*** Material to process ***
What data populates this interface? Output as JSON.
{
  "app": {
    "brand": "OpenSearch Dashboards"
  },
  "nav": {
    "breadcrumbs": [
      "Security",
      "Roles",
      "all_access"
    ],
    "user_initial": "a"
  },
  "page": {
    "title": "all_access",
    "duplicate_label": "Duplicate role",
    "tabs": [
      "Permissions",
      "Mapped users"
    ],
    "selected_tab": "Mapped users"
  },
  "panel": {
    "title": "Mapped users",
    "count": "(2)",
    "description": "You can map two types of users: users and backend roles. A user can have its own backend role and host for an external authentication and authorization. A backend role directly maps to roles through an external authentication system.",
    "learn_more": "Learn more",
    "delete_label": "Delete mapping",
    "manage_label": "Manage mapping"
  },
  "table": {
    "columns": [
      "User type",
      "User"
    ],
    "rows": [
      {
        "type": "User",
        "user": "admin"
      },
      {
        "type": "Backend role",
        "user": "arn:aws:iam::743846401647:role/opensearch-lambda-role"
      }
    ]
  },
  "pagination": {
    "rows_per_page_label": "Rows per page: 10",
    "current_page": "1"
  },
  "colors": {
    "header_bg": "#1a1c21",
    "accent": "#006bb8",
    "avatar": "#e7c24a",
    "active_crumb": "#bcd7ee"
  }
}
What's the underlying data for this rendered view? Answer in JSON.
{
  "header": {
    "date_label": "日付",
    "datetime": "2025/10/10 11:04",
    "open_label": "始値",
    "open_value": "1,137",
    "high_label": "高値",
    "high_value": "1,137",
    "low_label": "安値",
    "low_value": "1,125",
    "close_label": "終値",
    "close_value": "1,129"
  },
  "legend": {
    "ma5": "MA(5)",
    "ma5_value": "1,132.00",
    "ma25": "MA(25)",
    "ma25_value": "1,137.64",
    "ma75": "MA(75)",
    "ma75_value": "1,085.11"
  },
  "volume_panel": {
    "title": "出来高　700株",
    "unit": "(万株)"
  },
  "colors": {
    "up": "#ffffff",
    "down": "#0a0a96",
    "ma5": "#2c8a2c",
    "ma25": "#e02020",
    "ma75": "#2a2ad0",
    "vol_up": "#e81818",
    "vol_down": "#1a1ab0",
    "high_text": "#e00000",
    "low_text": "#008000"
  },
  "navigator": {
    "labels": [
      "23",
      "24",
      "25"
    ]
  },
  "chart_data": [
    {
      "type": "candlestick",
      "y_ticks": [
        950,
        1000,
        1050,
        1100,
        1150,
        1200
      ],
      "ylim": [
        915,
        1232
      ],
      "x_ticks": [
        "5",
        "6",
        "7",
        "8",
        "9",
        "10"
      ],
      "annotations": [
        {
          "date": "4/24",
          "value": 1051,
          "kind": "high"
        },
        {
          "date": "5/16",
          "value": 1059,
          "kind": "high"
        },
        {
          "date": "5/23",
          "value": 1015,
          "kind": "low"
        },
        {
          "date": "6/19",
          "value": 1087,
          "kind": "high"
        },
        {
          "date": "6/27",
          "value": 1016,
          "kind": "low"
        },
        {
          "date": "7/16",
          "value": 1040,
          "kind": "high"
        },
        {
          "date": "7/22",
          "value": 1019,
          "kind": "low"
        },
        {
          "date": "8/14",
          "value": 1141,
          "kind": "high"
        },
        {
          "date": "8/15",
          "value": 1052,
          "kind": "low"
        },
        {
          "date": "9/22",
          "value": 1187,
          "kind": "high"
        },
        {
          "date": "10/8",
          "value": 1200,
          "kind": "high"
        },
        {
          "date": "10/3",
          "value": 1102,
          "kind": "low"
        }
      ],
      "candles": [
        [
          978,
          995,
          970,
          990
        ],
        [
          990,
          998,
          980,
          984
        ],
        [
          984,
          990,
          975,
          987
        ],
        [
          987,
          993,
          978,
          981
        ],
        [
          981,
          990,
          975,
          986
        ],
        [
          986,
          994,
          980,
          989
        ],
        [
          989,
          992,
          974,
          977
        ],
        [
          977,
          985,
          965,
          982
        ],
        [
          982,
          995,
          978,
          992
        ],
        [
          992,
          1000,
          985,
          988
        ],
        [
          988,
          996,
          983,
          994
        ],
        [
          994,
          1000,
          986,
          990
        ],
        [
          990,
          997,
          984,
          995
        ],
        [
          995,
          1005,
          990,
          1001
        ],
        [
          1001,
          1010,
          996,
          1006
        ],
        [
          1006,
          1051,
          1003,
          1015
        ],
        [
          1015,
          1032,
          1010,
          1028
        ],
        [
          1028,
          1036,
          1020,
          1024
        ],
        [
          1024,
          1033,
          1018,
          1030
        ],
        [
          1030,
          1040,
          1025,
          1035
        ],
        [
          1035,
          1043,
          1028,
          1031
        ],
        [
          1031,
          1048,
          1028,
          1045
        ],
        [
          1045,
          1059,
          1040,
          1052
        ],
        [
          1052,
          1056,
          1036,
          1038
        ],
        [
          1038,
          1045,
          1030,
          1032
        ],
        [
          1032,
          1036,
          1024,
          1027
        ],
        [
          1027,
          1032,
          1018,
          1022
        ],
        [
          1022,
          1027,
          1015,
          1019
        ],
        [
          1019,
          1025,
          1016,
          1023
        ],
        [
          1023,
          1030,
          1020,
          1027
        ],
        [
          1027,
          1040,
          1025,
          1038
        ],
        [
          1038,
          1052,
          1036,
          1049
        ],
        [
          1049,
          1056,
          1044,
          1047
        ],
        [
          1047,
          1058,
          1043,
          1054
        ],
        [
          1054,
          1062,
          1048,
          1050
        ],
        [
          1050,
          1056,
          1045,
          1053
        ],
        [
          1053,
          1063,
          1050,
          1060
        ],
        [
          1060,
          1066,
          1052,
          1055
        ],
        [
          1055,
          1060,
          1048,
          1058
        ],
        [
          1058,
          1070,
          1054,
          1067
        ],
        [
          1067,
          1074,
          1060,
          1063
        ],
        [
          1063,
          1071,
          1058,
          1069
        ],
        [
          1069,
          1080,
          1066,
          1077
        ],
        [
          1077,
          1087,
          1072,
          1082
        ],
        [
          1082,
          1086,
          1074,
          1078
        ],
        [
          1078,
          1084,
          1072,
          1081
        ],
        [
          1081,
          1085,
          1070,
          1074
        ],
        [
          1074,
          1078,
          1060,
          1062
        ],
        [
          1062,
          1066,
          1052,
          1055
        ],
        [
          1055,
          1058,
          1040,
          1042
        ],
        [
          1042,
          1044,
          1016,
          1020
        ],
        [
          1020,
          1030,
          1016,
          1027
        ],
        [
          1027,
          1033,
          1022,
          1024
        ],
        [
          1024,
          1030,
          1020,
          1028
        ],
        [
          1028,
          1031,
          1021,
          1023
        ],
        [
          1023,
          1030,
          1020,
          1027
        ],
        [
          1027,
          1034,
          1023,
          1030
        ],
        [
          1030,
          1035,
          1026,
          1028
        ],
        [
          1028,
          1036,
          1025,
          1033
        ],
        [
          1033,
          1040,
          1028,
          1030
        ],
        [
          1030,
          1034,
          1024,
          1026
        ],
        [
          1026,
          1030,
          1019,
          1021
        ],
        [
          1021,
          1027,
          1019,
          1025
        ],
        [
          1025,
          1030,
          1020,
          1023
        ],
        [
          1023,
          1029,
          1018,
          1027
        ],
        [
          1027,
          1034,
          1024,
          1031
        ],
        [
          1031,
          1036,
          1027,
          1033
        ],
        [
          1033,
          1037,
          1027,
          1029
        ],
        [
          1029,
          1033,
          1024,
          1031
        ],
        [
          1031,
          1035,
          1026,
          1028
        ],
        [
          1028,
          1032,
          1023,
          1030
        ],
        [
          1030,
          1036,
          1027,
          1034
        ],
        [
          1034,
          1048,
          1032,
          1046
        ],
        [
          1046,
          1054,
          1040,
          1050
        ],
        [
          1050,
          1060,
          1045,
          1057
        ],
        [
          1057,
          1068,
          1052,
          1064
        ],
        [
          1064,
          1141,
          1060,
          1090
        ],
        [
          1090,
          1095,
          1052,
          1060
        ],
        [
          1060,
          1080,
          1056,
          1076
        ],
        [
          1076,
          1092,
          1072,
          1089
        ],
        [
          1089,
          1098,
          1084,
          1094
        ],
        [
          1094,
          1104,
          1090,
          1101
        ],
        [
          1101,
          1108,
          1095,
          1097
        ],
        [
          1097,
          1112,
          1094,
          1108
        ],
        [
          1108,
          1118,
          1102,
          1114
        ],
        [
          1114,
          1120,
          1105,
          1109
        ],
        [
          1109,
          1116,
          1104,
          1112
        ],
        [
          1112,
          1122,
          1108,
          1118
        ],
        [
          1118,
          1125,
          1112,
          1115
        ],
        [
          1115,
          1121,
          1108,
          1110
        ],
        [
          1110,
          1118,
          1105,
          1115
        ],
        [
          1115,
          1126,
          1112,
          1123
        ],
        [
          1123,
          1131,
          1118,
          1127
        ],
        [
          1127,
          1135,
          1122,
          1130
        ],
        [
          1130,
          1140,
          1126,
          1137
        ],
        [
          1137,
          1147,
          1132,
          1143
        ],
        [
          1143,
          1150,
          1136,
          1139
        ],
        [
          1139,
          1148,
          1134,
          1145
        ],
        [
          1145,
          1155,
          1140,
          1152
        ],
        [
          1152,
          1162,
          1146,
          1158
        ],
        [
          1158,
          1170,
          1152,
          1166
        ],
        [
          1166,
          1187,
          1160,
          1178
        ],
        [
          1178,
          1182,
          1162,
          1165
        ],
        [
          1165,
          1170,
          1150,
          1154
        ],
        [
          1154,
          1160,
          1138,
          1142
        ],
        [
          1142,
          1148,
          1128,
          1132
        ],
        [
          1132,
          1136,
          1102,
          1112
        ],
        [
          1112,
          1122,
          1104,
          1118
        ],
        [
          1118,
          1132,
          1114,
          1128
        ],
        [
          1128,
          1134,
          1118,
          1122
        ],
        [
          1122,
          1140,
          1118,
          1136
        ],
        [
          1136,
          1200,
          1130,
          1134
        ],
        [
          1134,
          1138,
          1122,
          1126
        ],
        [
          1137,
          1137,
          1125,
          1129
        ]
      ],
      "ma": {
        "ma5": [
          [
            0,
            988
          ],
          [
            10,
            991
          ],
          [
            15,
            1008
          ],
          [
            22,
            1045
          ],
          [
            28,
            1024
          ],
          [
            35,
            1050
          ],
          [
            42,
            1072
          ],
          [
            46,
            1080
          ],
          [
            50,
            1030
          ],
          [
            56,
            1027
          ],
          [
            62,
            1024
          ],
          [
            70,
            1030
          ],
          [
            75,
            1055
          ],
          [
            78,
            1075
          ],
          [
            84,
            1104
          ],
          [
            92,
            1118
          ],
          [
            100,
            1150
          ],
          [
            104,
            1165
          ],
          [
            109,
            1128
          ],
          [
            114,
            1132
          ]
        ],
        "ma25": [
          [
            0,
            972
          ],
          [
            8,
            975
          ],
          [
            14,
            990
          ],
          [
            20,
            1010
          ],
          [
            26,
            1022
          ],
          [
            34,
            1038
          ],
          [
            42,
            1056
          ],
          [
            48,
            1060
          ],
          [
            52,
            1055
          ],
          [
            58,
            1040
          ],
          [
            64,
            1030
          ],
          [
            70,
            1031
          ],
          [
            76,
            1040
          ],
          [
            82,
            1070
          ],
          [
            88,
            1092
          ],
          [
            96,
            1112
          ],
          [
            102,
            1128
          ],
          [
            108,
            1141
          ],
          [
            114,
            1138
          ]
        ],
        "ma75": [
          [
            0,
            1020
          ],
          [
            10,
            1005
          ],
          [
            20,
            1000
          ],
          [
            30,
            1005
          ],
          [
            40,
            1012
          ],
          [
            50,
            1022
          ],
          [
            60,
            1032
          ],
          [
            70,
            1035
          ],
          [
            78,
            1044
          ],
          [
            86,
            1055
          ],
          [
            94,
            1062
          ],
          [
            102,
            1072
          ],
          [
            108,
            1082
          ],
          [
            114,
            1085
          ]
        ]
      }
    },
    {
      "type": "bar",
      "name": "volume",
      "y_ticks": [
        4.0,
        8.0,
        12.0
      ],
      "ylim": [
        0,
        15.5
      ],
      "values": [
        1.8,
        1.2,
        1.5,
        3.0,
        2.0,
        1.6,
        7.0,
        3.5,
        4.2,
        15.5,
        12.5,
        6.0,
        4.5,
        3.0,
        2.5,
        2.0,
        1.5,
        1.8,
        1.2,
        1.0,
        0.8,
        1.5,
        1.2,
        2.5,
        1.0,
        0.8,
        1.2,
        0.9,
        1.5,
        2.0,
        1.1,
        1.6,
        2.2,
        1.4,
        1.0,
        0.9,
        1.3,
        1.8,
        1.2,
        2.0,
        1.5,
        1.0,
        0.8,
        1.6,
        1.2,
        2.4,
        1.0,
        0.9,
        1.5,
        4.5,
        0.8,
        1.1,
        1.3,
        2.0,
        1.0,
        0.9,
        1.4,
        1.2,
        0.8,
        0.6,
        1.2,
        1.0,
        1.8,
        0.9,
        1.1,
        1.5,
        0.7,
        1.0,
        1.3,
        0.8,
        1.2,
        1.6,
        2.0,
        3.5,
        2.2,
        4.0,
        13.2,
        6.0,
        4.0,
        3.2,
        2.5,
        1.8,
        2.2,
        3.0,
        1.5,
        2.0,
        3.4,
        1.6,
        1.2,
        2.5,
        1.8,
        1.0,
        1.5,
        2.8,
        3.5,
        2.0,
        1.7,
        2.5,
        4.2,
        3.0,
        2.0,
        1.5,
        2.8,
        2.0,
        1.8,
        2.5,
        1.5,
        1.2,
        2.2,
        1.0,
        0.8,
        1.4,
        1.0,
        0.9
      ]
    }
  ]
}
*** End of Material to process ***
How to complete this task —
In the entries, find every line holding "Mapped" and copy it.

Exercise result —
      "Mapped users"
    "selected_tab": "Mapped users"
    "title": "Mapped users",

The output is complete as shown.